Time is expiring, Baltimore, for the bubblegum-machine parking meters of old. The deposit-your-coin, twist-for-time machines were first introduced to the city in the 1950s and they now stand sentry over 10,980 individual parking spaces.
But a $4 million plan by Mayor Martin O'Malley's administration, presented last night to the City Council, calls for replacing nearly half of the traditional meters with new, high-tech machines that have been tested for more than a year in Fells Point and along Charles Street downtown.
Unlike the coins-only machines lining most city streets today, the 600 automated meters that would be rolled out over three years - with no rate increases (yet) - will allow parkers to buy time with credit and debit cards in addition to quarters, dimes and nickels.
In May 2004, the city installed 70 of the new meters in Fells Point and along Charles Street, north of the Inner Harbor to Centre Street.
The new meters initially caused some problems in Fells Point when parkers assumed they did not have to pay after the old meters were removed, said Councilman James B. Kraft, who represents the neighborhood. Many people did not notice the new meters.
"They seem to be working out all right," Kraft said. "The biggest problem was that they went in without announcement."
Kraft said he supports the installation of the new machines so long as the administration informs the public that they will be installed throughout the central business district and other neighborhoods.
The parking authority is asking the council for a $4 million appropriation and needs a change in the city charter to permit the use of such technology, which has been used in Europe since the first Bush administration. The idea has only recently caught on in North America - in Toronto; New York; Portland, Ore.; and Fort Lauderdale, Fla., among other places.
Councilman Keiffer J. Mitchell Jr. said his constituents in downtown also took some time to get used to the new machines, but that people seem to have no problems with them now.
Mitchell said business owners like them because they create more parking spaces.
The benefits of the new machines are many, according to Peter Little, the Baltimore Parking Authority's executive director.
Little told the council yesterday that by eliminating individual designated spaces with the old meters, the new machines permit more cars to squeeze into the same amount of curb space.
The current meters have not evolved much since the nation's first ones were installed in downtown Oklahoma City in 1935. But the new ones run on solar power, beam real-time parking data to City Hall, and allow parkers to take unexpired time to a new parking spot.
In fiscal year 2005, parking meters generated $5.15 million in gross revenues for the city. Parking fines generated twice that amount.
Each of the new meters serves six to eight parking spaces, which accounts for their price tag of $7,000 apiece. Traditional single-space models go for about $700.
Little said the new ones would save the city money because there are fewer of them to service. Because each meter wirelessly beams data to the city, parking officials can wait until they know it's full or damaged before dispatching someone to empty or repair it.

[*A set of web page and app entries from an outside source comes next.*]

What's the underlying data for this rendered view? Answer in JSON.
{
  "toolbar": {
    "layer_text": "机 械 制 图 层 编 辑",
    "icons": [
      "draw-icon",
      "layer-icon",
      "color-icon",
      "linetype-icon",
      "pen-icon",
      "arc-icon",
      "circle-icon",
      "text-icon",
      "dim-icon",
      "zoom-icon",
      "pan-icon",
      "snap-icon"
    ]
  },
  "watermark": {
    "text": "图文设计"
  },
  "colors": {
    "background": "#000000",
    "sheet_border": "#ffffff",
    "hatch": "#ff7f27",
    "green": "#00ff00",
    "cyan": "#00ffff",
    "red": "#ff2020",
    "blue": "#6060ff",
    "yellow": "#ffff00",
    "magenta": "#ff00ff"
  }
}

He said no rate increases are accompanying the new meters but that the parking authority would study the issue.
Little also said revenues would rise by more than $1 million in part because people using credit cards tend to charge the maximum amount of time and because more cars can fit on blocks.
Baltimore officials are negotiating with Cale Parking Systems USA, the Clearwater, Fla., division of a Swedish meter company, for the new machines. The company provided the test run of 70 meters for a nominal fraction of transactions on each machine.
About 5 1/2 feet tall and 1 1/2 feet wide, the black meters look like automated teller machines with a few buttons and small screens. On the side is an orange-and-black EZ Park logo with a smiling cartoon car.
After payment is made with quarters, dimes, nickels or plastic, the machine spits out a ticket that a driver displays on the dashboard. Meter readers check the time of expiration printed on the ticket. The meters do not accept dollar bills.
Tamaira Long, a Downtown Partnership public safety guide, said most of the people whom she sees using the new machines like them because they are able to squeeze into spots that may not have existed before. She also said the new devices do not break as often as the traditional meters.
"People really like these better," Long said.
Skip Seward agreed with Long's assessment yesterday.
The Towson Realtor parked on Charles Street, just south of Franklin Street, and stood staring at the new meter's screen. He lowered his glasses and read the instructions.
"How do you know how much time you have?" he asked.
Seward fed four quarters into the new, high-tech parking meter and got an answer: one hour. He said the machines were fine by him.
"As long as I can still put my quarters in," Seward said.